[Opening Data to examine section]

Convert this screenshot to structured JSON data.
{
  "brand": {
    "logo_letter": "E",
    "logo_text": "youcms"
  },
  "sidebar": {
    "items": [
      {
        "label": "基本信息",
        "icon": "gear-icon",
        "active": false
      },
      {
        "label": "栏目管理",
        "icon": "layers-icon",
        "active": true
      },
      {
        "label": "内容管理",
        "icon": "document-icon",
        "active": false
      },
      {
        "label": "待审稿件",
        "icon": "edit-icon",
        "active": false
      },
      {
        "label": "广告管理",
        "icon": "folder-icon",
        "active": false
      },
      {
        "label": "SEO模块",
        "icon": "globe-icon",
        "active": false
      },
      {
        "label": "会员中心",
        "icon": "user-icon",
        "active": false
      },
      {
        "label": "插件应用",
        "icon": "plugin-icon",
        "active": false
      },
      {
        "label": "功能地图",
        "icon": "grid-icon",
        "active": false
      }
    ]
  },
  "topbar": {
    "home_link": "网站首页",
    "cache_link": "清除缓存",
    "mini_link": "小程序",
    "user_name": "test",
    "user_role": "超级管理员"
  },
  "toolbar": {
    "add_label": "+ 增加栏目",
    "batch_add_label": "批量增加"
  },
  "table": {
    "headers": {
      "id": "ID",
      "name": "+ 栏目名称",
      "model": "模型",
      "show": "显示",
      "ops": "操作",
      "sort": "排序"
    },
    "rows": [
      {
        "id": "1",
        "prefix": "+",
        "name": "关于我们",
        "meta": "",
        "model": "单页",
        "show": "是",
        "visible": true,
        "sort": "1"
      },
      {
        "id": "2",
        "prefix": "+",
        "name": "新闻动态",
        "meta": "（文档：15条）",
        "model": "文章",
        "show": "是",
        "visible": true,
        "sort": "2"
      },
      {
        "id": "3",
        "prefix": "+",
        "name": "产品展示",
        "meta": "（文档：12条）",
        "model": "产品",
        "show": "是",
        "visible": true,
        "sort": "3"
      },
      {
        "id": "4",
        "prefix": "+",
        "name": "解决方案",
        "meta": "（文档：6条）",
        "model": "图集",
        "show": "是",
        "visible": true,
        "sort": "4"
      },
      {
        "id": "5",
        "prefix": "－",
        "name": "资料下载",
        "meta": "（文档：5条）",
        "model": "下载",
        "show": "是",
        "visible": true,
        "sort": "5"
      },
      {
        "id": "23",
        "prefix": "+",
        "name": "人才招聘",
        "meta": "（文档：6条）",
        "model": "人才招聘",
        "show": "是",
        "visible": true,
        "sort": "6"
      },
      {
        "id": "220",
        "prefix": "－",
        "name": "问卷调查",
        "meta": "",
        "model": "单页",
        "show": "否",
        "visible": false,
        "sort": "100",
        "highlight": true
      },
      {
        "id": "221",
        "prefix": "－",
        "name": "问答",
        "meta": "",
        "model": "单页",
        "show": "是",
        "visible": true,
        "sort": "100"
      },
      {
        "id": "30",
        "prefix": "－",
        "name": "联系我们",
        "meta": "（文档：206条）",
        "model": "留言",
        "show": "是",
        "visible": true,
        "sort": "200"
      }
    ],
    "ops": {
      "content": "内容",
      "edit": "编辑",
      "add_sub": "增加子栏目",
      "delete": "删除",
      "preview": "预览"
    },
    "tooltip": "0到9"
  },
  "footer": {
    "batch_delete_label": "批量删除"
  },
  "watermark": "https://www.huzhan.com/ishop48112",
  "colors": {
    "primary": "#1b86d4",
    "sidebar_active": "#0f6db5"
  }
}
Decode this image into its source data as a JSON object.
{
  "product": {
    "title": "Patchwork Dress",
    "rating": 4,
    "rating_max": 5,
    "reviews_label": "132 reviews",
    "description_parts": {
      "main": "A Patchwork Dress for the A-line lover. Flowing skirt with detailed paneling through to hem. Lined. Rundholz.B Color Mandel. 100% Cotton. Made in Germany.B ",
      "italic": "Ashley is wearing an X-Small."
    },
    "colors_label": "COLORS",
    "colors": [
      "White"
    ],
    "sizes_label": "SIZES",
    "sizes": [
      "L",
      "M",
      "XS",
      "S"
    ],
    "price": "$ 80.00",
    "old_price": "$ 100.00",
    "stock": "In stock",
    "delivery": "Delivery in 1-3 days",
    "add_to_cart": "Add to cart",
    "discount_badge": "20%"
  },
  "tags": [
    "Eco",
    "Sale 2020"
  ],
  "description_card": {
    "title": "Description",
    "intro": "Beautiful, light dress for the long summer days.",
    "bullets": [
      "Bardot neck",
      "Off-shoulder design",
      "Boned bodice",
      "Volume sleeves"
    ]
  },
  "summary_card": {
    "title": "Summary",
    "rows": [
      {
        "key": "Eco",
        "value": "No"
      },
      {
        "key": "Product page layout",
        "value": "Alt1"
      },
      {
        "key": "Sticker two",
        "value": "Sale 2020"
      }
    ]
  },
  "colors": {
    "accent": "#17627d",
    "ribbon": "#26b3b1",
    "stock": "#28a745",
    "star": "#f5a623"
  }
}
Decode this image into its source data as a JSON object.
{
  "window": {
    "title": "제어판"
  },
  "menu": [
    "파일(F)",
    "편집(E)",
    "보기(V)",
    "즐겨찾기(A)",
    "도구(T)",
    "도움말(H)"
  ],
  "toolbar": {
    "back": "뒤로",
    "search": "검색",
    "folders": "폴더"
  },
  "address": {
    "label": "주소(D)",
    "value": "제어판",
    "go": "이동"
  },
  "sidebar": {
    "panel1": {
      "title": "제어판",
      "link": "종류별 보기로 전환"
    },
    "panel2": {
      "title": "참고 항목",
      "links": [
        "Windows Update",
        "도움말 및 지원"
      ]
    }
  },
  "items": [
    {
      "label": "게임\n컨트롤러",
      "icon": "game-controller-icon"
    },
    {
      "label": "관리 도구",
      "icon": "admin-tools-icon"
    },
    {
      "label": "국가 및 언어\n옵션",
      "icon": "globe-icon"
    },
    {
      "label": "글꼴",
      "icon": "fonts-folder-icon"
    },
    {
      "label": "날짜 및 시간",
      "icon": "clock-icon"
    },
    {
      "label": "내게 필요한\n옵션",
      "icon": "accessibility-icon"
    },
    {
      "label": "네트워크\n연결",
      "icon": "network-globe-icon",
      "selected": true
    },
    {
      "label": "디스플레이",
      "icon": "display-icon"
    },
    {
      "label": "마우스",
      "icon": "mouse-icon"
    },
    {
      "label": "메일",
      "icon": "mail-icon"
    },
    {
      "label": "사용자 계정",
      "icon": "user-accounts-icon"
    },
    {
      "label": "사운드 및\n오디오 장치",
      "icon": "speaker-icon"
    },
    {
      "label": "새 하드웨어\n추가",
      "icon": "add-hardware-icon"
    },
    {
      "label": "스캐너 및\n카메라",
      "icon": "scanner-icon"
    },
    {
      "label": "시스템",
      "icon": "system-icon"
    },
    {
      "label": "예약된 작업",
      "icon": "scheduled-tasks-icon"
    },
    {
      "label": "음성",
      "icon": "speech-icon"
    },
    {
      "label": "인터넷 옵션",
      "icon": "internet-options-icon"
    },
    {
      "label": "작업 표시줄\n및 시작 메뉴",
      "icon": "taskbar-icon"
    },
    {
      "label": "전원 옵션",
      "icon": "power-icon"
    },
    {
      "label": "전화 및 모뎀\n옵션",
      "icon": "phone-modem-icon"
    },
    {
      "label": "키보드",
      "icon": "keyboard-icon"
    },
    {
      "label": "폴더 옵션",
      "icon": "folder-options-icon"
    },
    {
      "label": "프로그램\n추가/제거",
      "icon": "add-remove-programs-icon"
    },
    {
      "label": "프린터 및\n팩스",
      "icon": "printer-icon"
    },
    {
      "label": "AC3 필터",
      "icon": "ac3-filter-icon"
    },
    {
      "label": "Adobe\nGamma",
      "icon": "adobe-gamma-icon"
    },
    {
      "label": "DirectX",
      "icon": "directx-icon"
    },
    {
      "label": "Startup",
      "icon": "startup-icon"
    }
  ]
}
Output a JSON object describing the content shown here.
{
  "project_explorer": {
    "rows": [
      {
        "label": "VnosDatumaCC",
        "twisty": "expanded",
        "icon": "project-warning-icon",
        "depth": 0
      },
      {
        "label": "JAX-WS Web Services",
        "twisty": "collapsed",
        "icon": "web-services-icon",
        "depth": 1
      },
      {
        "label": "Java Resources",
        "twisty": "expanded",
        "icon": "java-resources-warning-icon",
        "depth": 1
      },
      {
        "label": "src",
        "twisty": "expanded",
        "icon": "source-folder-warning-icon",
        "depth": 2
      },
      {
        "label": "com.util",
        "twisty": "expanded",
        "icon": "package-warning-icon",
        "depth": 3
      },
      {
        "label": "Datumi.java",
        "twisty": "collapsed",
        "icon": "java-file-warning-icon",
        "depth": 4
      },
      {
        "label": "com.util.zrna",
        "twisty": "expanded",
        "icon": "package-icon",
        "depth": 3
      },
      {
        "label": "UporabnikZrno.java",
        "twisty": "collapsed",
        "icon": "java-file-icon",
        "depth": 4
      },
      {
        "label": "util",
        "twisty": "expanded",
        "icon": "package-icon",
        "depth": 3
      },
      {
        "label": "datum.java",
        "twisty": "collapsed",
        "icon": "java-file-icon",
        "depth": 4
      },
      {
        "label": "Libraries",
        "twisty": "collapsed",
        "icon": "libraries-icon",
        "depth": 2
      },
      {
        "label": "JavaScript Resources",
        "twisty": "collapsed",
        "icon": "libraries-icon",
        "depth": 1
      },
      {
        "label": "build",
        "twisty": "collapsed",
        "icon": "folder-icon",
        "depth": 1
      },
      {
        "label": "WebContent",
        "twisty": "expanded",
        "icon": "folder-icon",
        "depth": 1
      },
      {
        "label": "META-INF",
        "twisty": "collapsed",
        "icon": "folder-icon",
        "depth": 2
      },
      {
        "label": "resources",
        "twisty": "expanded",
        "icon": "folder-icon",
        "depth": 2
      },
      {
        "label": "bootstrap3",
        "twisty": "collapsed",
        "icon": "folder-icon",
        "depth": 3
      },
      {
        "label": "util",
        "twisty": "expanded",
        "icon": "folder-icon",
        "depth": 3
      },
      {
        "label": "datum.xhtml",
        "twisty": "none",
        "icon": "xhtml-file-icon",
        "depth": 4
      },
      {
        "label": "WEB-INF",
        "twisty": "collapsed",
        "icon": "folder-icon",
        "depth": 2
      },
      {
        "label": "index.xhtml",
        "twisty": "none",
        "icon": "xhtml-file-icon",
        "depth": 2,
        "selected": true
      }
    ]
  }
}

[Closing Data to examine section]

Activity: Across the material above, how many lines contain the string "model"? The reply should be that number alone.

Exercise solution: 10